* Data provided:

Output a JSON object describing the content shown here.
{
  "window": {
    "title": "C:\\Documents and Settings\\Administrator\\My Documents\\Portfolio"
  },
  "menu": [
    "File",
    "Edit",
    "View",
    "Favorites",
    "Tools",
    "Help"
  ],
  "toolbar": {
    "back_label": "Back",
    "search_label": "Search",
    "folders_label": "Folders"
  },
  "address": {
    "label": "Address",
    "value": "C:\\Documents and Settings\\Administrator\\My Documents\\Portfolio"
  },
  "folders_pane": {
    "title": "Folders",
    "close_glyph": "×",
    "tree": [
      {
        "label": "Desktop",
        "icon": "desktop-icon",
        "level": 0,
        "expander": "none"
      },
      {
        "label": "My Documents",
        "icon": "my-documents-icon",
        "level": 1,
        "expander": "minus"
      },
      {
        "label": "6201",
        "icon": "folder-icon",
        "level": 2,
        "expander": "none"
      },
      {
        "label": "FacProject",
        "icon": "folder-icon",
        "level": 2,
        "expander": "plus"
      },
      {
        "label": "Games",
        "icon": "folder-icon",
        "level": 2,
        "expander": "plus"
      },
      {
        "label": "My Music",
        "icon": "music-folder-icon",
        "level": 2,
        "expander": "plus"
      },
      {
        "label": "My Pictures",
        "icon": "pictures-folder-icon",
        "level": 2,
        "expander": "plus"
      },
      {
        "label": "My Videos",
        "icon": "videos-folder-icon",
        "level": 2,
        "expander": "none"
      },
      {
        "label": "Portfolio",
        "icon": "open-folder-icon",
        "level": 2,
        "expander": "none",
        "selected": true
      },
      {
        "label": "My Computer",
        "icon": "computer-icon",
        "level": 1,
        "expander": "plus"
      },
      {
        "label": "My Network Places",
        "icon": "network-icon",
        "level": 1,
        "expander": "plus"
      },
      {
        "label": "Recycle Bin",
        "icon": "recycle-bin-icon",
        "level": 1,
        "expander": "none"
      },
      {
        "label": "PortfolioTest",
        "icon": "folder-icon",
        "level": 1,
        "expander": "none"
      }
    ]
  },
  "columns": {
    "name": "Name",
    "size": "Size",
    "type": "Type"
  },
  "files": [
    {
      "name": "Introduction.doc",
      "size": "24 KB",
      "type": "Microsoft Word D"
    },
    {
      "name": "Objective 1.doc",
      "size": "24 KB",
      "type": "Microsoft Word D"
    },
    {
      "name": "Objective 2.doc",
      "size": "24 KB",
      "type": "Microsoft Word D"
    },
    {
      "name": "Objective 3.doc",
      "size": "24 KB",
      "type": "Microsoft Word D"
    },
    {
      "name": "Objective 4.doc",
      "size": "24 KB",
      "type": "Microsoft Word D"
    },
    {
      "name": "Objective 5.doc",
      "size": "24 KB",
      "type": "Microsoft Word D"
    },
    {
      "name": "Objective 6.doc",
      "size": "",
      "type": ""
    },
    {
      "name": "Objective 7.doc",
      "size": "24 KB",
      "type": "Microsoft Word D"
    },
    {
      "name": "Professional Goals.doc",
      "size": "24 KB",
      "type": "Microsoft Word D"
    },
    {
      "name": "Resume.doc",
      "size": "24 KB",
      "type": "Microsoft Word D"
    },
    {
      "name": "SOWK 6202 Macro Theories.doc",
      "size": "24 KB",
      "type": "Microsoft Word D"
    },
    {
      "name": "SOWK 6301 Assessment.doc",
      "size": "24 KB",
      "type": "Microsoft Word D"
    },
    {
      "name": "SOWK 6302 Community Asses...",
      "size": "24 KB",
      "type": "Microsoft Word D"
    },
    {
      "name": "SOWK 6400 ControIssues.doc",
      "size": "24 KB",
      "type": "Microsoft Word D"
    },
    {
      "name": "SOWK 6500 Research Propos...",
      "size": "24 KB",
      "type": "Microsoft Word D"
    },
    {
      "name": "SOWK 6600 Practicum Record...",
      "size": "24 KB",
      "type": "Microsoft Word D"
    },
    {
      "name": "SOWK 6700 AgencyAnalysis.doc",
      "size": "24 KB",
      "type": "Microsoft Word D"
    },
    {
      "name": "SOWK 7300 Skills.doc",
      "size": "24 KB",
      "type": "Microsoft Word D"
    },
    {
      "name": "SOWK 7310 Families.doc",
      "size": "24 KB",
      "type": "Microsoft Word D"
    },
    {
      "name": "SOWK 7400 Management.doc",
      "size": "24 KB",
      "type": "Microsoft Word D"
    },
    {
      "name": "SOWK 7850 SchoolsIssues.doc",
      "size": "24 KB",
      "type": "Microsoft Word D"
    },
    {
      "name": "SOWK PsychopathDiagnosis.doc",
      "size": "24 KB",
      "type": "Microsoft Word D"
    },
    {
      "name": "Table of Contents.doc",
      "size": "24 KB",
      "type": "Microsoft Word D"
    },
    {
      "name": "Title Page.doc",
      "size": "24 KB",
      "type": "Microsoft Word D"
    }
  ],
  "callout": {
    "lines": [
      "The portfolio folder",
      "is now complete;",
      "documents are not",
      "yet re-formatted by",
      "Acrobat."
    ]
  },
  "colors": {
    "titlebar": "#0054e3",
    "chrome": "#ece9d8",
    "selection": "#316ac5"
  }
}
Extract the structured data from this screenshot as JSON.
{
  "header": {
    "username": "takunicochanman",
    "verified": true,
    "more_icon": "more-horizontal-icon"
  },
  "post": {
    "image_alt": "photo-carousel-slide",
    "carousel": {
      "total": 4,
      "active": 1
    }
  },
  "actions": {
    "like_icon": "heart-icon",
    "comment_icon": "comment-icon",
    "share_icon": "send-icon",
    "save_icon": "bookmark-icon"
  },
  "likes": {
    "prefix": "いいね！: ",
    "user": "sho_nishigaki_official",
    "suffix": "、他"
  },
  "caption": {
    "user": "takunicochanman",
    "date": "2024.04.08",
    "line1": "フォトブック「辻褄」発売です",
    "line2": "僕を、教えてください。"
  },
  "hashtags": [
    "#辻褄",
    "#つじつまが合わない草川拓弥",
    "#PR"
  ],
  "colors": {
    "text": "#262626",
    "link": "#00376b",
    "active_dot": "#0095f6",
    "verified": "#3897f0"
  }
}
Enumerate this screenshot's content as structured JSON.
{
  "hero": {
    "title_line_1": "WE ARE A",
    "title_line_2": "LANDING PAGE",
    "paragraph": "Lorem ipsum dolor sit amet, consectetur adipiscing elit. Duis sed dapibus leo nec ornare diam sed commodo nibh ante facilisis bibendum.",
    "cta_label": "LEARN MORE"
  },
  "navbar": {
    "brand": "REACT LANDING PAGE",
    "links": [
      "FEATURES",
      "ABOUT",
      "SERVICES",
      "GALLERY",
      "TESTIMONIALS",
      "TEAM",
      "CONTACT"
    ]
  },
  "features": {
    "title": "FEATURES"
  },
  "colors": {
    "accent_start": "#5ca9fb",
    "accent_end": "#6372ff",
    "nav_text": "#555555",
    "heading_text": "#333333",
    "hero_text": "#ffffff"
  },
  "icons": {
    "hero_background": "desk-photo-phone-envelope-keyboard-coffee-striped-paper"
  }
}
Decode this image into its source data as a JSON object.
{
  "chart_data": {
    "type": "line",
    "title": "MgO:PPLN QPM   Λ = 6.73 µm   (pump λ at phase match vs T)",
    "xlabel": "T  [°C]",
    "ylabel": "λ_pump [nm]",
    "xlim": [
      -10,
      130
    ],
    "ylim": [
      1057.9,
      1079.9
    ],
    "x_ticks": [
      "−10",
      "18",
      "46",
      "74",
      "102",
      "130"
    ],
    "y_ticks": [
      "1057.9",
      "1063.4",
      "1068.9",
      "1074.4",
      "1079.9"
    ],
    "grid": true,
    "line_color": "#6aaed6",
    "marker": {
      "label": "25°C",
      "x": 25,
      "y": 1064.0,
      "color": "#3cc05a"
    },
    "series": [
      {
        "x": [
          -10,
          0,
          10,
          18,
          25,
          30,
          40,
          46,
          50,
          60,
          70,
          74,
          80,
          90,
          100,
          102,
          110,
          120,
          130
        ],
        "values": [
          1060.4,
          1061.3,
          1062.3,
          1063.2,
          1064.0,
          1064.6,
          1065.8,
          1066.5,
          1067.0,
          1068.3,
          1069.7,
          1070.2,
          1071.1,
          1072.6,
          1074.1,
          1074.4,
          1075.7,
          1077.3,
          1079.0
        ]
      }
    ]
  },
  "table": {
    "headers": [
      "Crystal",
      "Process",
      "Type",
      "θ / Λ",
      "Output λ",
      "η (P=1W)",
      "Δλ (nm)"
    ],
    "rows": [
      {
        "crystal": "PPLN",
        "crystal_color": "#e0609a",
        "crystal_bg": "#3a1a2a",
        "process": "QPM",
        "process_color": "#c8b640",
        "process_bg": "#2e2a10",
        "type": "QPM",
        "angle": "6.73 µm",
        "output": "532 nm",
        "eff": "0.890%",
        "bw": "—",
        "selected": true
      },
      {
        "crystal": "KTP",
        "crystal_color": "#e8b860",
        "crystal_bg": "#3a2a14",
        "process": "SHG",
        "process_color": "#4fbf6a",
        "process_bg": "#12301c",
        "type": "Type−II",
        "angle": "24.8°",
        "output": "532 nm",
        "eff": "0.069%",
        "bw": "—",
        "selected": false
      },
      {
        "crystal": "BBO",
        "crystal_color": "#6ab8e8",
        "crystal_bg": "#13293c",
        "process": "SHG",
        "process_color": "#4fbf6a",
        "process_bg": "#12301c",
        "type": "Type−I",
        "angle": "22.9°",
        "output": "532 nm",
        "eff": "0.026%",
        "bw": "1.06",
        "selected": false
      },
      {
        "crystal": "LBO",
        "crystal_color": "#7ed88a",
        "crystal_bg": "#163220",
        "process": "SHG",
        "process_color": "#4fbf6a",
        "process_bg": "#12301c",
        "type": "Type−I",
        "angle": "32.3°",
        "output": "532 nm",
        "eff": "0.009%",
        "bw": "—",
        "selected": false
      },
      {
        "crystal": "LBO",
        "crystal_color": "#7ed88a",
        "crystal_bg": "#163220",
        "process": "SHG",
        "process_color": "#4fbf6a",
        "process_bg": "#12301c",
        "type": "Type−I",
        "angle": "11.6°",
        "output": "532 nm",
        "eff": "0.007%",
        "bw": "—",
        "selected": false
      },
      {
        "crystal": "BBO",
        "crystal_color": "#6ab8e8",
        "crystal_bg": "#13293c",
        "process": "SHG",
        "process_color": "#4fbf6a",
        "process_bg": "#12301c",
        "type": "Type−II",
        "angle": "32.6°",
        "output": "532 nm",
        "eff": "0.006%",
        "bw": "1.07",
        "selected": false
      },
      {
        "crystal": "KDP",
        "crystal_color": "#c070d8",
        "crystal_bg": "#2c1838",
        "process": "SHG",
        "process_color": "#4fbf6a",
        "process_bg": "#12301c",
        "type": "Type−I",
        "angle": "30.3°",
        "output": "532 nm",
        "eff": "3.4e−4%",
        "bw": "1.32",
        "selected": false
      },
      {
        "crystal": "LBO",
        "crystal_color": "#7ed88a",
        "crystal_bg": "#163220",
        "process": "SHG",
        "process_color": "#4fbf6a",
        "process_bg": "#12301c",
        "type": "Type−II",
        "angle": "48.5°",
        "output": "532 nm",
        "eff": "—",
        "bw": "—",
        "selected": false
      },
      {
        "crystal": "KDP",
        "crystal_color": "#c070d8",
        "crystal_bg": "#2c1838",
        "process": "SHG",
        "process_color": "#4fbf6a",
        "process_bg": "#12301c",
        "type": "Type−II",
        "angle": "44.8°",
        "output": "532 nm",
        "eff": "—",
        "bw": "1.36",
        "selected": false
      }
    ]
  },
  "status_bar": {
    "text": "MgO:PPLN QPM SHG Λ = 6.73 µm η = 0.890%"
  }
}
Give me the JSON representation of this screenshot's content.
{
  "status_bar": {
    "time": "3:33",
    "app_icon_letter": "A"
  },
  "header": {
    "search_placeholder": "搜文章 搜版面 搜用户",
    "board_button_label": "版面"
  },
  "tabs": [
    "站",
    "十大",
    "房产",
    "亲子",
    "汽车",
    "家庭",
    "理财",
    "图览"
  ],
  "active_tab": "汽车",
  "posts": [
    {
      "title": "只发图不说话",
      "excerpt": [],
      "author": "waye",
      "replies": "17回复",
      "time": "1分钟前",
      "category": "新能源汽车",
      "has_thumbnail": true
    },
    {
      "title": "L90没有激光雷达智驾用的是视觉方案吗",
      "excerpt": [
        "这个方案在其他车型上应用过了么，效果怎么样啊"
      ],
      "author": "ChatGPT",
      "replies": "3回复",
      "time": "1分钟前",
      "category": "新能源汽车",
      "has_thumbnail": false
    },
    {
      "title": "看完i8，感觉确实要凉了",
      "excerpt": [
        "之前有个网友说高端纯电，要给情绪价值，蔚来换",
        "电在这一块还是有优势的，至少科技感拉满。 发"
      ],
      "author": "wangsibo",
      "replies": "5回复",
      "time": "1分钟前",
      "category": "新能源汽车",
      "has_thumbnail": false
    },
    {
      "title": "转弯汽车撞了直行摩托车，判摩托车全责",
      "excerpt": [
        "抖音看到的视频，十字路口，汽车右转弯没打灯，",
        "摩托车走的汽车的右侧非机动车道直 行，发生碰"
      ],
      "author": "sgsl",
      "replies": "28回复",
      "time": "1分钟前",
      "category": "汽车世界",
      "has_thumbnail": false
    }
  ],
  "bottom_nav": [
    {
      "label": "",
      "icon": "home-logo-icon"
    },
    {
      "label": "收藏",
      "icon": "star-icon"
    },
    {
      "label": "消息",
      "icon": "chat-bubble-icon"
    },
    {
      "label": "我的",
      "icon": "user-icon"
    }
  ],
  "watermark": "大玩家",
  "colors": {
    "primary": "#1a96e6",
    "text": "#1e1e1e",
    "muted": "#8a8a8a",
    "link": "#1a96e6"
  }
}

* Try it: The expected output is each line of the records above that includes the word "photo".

* Problem solution:
    "image_alt": "photo-carousel-slide",
    "hero_background": "desk-photo-phone-envelope-keyboard-coffee-striped-paper"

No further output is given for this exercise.